*EXERCISE PROMPT*: Which lines below contain "true"? Copy every one of them.

= = = = = = =

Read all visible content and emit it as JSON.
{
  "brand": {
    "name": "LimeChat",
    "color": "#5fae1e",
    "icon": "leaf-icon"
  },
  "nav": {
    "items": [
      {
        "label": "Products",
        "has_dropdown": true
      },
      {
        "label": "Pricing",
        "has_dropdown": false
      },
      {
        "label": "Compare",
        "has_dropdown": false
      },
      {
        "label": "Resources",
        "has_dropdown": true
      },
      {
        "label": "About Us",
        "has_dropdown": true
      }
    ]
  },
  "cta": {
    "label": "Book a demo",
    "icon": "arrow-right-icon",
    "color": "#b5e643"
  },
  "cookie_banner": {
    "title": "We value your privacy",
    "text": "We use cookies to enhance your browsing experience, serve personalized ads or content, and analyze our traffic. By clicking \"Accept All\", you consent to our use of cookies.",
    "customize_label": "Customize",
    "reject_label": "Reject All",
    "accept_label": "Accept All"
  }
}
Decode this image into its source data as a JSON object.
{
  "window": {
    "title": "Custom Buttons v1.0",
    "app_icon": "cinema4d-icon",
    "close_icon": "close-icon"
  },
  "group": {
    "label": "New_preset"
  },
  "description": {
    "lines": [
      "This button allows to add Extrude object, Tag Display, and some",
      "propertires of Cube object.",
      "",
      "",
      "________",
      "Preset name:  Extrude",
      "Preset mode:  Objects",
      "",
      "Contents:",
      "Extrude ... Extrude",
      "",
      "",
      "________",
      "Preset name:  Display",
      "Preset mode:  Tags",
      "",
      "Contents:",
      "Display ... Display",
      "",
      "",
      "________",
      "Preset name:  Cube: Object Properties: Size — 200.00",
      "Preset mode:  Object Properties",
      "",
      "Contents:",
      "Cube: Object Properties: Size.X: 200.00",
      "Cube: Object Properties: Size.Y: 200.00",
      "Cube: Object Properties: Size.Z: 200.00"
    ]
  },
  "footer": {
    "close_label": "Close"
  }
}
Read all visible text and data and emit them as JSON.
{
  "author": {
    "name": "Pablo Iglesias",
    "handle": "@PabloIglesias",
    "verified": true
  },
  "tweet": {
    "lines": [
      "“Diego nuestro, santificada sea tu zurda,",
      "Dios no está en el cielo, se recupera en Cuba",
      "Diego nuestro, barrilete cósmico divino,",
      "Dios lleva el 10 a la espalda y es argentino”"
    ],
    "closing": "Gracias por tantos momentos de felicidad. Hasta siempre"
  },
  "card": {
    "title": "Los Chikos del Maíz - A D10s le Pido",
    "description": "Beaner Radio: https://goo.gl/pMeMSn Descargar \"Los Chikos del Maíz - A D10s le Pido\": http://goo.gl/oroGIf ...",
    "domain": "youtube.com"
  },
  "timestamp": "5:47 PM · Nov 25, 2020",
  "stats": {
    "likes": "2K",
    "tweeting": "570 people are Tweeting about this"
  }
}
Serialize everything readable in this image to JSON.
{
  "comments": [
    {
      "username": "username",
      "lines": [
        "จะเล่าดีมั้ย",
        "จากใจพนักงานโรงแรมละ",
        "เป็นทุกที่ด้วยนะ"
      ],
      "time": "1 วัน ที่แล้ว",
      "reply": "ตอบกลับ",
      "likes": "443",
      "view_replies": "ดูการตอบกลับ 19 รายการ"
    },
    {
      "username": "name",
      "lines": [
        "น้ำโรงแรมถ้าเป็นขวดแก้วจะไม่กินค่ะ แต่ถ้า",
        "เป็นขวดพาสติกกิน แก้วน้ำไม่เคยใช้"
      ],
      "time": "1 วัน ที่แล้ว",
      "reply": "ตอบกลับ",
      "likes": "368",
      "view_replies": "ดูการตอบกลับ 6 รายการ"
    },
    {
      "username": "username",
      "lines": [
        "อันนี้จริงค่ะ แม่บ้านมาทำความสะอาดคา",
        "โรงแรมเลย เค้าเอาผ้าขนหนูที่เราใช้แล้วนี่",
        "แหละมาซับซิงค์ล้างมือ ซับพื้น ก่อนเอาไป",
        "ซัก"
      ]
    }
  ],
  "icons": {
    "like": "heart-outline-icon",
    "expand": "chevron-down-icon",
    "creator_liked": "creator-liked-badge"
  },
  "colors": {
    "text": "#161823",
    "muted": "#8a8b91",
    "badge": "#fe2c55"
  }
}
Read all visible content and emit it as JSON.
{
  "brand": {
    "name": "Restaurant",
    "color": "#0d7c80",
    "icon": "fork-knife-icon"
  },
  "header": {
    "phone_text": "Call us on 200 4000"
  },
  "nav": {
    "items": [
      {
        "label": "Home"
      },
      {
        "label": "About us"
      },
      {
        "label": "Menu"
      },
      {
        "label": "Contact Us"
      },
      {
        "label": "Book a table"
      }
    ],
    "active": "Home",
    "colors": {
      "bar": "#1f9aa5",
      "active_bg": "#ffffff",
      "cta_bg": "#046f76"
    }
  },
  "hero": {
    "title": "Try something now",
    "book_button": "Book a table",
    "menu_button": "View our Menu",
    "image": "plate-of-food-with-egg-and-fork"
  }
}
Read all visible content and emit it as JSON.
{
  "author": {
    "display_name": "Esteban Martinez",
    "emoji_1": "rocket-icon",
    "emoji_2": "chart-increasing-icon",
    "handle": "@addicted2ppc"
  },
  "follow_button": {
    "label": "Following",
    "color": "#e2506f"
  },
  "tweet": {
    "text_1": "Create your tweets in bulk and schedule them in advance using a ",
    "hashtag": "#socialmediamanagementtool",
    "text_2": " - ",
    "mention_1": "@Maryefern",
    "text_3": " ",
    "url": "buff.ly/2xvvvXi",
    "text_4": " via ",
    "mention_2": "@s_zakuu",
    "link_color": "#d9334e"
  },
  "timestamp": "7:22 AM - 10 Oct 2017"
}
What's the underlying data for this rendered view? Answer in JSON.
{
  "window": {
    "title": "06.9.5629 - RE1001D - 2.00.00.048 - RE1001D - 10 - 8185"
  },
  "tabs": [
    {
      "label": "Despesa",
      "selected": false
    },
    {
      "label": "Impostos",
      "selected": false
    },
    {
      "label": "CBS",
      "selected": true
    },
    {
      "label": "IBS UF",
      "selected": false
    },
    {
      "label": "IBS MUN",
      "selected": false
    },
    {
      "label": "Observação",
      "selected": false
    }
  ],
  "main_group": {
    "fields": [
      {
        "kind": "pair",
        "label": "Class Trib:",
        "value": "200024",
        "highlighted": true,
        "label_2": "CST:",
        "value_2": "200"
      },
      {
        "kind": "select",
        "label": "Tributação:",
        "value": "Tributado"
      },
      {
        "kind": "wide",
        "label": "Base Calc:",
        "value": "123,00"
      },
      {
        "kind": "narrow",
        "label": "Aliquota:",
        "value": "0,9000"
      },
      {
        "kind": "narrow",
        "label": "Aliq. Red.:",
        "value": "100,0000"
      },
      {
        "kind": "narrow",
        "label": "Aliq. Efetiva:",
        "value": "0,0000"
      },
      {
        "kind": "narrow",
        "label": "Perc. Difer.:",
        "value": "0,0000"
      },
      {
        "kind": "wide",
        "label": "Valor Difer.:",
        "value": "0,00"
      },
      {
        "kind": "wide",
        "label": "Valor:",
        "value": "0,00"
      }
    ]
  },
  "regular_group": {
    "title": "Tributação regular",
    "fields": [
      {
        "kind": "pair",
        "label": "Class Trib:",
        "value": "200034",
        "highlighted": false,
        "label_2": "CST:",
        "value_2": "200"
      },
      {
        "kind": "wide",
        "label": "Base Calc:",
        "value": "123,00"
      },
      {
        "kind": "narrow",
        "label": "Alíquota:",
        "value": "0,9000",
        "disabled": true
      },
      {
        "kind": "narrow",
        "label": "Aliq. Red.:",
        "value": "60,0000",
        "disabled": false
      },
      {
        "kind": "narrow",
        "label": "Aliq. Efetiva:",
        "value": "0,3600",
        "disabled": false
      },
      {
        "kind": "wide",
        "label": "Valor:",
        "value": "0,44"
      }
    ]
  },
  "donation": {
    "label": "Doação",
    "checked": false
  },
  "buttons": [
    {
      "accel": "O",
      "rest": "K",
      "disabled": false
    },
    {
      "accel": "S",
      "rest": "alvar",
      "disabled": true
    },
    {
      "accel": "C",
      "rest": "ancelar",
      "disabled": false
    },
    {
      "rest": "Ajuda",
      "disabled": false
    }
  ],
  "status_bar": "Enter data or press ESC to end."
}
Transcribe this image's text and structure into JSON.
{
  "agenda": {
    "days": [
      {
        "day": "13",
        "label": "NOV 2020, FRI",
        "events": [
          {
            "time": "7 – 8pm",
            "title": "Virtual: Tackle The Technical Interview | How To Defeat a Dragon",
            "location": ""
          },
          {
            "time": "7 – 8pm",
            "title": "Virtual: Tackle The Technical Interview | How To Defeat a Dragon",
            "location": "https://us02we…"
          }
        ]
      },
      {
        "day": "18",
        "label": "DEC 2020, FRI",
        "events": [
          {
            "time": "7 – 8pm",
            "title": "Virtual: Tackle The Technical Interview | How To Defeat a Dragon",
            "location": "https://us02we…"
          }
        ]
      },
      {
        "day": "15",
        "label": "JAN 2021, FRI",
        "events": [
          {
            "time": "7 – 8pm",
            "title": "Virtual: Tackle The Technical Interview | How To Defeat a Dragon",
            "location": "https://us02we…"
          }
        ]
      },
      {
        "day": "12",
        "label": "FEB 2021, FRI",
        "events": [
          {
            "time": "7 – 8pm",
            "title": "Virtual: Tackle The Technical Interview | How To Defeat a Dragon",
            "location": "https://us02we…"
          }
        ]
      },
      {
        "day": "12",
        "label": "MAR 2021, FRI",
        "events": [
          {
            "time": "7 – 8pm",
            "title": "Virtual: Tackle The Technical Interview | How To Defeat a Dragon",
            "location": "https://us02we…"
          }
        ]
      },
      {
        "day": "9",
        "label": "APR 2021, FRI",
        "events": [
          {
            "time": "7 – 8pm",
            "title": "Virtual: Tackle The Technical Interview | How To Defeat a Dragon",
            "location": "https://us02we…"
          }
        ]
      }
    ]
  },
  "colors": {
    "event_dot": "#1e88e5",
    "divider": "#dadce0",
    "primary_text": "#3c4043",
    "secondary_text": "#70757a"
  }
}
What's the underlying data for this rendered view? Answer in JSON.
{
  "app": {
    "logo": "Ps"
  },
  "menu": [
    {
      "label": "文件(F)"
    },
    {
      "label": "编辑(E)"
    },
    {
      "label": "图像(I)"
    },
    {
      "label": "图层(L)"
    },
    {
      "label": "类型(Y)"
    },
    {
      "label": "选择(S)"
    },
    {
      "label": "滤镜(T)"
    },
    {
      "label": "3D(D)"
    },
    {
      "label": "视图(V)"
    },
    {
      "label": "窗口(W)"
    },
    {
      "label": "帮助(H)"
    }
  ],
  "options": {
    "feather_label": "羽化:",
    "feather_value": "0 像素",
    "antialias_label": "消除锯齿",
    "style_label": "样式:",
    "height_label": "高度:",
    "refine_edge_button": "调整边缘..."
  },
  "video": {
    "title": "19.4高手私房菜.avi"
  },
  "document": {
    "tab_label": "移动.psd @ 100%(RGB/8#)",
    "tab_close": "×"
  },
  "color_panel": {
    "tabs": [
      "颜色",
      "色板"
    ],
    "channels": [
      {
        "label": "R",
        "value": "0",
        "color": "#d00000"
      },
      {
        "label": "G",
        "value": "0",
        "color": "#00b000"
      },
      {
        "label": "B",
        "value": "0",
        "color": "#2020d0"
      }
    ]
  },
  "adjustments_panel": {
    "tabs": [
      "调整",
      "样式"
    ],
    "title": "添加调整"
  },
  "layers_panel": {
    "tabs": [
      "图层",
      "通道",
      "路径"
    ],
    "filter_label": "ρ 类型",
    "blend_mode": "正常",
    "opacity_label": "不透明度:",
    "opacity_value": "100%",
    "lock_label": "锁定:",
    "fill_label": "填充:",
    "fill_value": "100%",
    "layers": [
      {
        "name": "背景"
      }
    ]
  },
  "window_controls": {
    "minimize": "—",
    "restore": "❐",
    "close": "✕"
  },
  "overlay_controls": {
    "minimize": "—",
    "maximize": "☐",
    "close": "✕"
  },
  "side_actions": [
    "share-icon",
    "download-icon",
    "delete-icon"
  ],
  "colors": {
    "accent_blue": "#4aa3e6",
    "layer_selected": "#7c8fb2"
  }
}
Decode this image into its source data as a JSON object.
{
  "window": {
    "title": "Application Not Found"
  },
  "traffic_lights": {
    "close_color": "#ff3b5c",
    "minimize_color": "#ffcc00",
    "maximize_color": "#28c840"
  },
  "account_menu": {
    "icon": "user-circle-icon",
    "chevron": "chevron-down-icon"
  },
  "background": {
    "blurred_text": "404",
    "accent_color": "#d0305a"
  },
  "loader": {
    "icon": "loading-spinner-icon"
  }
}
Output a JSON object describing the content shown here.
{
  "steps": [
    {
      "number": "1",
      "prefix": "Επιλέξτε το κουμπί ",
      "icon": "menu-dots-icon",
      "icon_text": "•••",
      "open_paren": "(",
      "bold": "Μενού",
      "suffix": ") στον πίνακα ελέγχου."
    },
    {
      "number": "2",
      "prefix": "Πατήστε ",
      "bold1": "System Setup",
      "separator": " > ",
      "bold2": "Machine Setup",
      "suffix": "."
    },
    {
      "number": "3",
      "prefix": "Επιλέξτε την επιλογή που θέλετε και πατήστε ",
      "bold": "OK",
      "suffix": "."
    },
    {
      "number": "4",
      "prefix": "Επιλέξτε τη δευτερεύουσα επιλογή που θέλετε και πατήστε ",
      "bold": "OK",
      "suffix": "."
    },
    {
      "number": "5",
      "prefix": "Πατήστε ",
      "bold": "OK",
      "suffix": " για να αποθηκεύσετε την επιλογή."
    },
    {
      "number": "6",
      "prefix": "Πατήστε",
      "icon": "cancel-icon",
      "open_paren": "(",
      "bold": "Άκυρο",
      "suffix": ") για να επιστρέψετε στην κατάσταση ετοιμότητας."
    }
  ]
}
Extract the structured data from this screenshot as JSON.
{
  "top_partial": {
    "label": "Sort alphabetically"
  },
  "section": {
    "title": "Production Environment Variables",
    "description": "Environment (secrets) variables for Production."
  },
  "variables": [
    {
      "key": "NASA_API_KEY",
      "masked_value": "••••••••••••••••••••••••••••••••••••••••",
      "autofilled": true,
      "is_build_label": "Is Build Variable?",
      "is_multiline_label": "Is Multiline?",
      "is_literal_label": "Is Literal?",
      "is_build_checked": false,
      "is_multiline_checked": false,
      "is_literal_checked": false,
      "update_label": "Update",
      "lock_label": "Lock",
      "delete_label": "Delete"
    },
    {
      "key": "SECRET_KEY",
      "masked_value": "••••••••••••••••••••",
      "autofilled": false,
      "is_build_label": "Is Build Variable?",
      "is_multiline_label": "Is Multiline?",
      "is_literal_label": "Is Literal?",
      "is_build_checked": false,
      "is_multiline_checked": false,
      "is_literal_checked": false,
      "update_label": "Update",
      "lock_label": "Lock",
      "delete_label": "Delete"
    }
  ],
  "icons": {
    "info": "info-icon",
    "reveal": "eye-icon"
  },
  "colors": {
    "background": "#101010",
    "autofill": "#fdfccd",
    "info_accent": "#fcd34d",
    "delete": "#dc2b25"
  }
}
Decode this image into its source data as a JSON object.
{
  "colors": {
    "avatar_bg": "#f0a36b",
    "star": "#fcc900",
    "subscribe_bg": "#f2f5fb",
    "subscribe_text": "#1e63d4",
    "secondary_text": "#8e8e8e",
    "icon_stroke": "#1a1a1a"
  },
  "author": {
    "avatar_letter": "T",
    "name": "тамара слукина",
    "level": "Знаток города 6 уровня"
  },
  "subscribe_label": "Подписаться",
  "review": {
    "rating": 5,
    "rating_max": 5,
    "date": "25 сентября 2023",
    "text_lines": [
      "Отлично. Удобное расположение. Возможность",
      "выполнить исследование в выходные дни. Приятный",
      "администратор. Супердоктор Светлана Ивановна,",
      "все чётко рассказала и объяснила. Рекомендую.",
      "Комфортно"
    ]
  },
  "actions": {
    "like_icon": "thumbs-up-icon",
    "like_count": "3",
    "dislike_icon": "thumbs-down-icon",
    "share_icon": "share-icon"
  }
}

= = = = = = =

*SOLUTION TO THIS TASK*:
        "has_dropdown": true
        "has_dropdown": true
        "has_dropdown": true
    "verified": true
      "selected": true
        "highlighted": true,
        "disabled": true
      "disabled": true
      "autofilled": true,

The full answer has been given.